I used to buy American and Canadian brands directly and sell them on the Internet, even though there was an authorized distributor in Japan.
The advantage of parallel importing is that the brand is already well known and easy to sell.
When doing parallel importing, you have to be careful about handling copy products.
Especially in the apparel industry, it is difficult to know whether the brand you are dealing with is genuine or fake. You may be required to prove that the product is not fake at customs.
If you don’t have the know-how in this regard, you may end up handling copy goods without knowing it, which may result in your products being stopped by customs and not clearing customs.
Then, there is “Intermediary Trade.”
Intermediary trade is a transaction in which a third country acts, as an intermediary between an overseas exporter and an importer.
It is also known as off-shore trade.
In the transaction itself, the intermediary purchases the product from the company in the producing country, and sells the product to the destination country.
However, the product itself is sent directly from the production countries to the destinations, so you can reduce the extra transportation costs.
In this type of intermediary trade, the format of the invoice, packing list, and B/L are a little more complicated.
I explained it in detail in another video, so please check there.
Trusted Processing Trade
There is another type of trade called “Trusted Processing Trade.”
In trusted processing trade, you provide raw materials and parts to a factory overseas, have them processed and assembled, and then import the finished products.
The reason for sending raw materials to another country for processing and assembly is to reduce labor costs.
In some cases, it is cheaper to process and assemble the product in another country, even if you have to pay high transportation costs.
In the case of trusted processing trade, the factory must be located in a bonded area. In the case of Thailand, the factory uses the BOI system or the import tax refund system to avoid import tariffs on raw materials.
If tariffs are imposed on raw materials, it will lead to higher costs. In this case, trusted processing trade will diminish the benefits of processing in other countries, so this is a point to be aware of.
And don’t forget about OEM imports.
OEM is importing products manufactured overseas based on their specifications, with slight changes to the appearance and with your brand or logo.
Many overseas manufacturers offer this type of OEM manufacturing.
For example, in China, the minimum lot is usually several hundred or several thousand.
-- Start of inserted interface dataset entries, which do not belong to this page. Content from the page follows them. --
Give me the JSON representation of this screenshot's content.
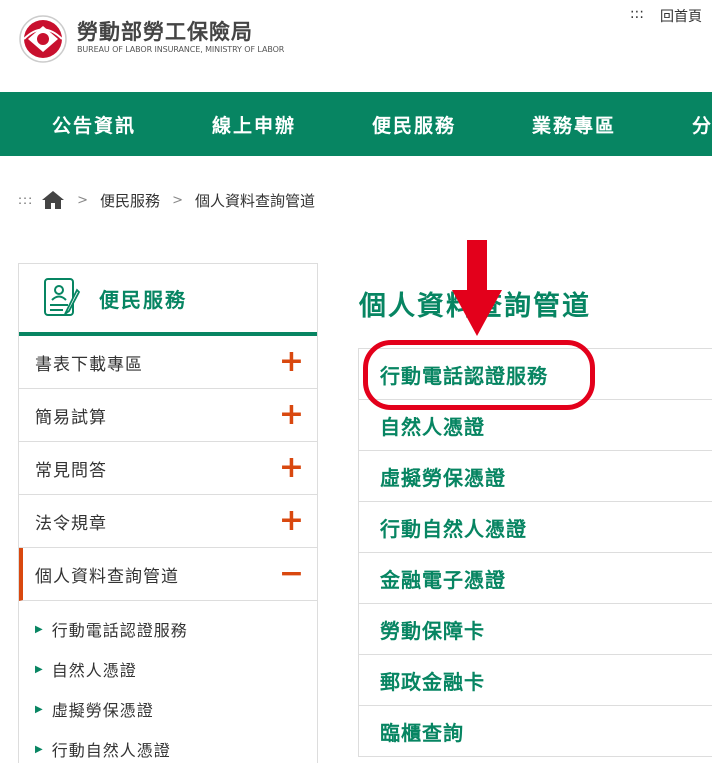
{
  "header": {
    "logo_title": "勞動部勞工保險局",
    "logo_subtitle": "BUREAU OF LABOR INSURANCE, MINISTRY OF LABOR",
    "top_links": [
      ":::",
      "回首頁"
    ]
  },
  "mainnav": {
    "items": [
      "公告資訊",
      "線上申辦",
      "便民服務",
      "業務專區",
      "分"
    ]
  },
  "breadcrumb": {
    "dots": ":::",
    "home_icon": "home-icon",
    "items": [
      "便民服務",
      "個人資料查詢管道"
    ]
  },
  "sidebar": {
    "title": "便民服務",
    "icon": "document-person-icon",
    "items": [
      {
        "label": "書表下載專區",
        "toggle": "+"
      },
      {
        "label": "簡易試算",
        "toggle": "+"
      },
      {
        "label": "常見問答",
        "toggle": "+"
      },
      {
        "label": "法令規章",
        "toggle": "+"
      },
      {
        "label": "個人資料查詢管道",
        "toggle": "−"
      }
    ],
    "sub_items": [
      "行動電話認證服務",
      "自然人憑證",
      "虛擬勞保憑證",
      "行動自然人憑證"
    ]
  },
  "main": {
    "title": "個人資料查詢管道",
    "links": [
      "行動電話認證服務",
      "自然人憑證",
      "虛擬勞保憑證",
      "行動自然人憑證",
      "金融電子憑證",
      "勞動保障卡",
      "郵政金融卡",
      "臨櫃查詢"
    ]
  },
  "colors": {
    "brand_green": "#078562",
    "accent_orange": "#d9480f",
    "annotation_red": "#e3001b"
  }
}
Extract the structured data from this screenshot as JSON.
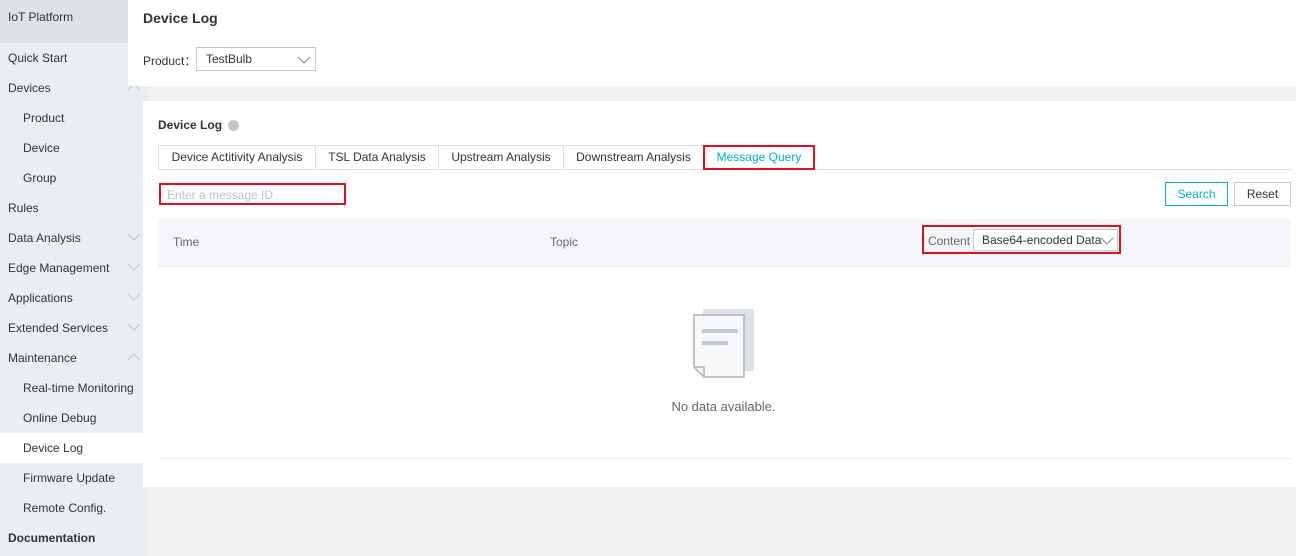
{
  "sidebar": {
    "title": "IoT Platform",
    "items": [
      {
        "label": "Quick Start"
      },
      {
        "label": "Devices"
      },
      {
        "label": "Product"
      },
      {
        "label": "Device"
      },
      {
        "label": "Group"
      },
      {
        "label": "Rules"
      },
      {
        "label": "Data Analysis"
      },
      {
        "label": "Edge Management"
      },
      {
        "label": "Applications"
      },
      {
        "label": "Extended Services"
      },
      {
        "label": "Maintenance"
      },
      {
        "label": "Real-time Monitoring"
      },
      {
        "label": "Online Debug"
      },
      {
        "label": "Device Log"
      },
      {
        "label": "Firmware Update"
      },
      {
        "label": "Remote Config."
      },
      {
        "label": "Documentation"
      }
    ]
  },
  "header": {
    "title": "Device Log",
    "product_label": "Product：",
    "product_value": "TestBulb"
  },
  "panel": {
    "title": "Device Log",
    "tabs": [
      {
        "label": "Device Actitivity Analysis"
      },
      {
        "label": "TSL Data Analysis"
      },
      {
        "label": "Upstream Analysis"
      },
      {
        "label": "Downstream Analysis"
      },
      {
        "label": "Message Query"
      }
    ],
    "search": {
      "placeholder": "Enter a message ID",
      "value": ""
    },
    "search_button": "Search",
    "reset_button": "Reset",
    "table": {
      "columns": {
        "time": "Time",
        "topic": "Topic",
        "content": "Content"
      },
      "content_format": "Base64-encoded Data"
    },
    "empty_text": "No data available."
  },
  "colors": {
    "accent": "#00b0ce",
    "highlight_border": "#e0101d",
    "sidebar_bg": "#eaedf1"
  }
}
Still, in Thailand, some companies can handle even small lot sizes.
If you want to sell your brand of products, it is relatively easy to start.
Finally, there is “Development Importing”. There are two types of developmental imports.
One is the developmental imports of mining resources and agricultural and fishery resources.
Developed countries invest capital and technology in developing countries in mining resources, agricultural, and fishery resources. and then import them.
The other is developmental import as consignment production by distributors.
When you import foreign products, they may have different sizes, standards, design tastes, and preferences.
To sell the product well, you have to change the specifications and standards to fit the importing country.
The difference between OEM and development import is that, OEM uses the main specifications of the product from the foreign manufacturer, and changes only the logo and brand name, while development import is where the main specifications are devised.
The product is developed and imported as a different product.
Now let’s summarize today’s topic. There are various types of trade transactions.
Direct Trade, Indirect Trade, Parallel Import, Intermediary Trade, Trusted Processing Trade, OEM Import, Development Import. Each trade had its advantages and cautions.
As you study and become more familiar with the trade, you will understand which form of trade transaction style is right for your company and use the benefits of each trade transaction.
The current trend of D2C is a little more advanced, but it also has fewer rivals and higher profit potential.
Let’s continue to learn about trade and put it into practice. That’s all I have to say this time. Thank you very much!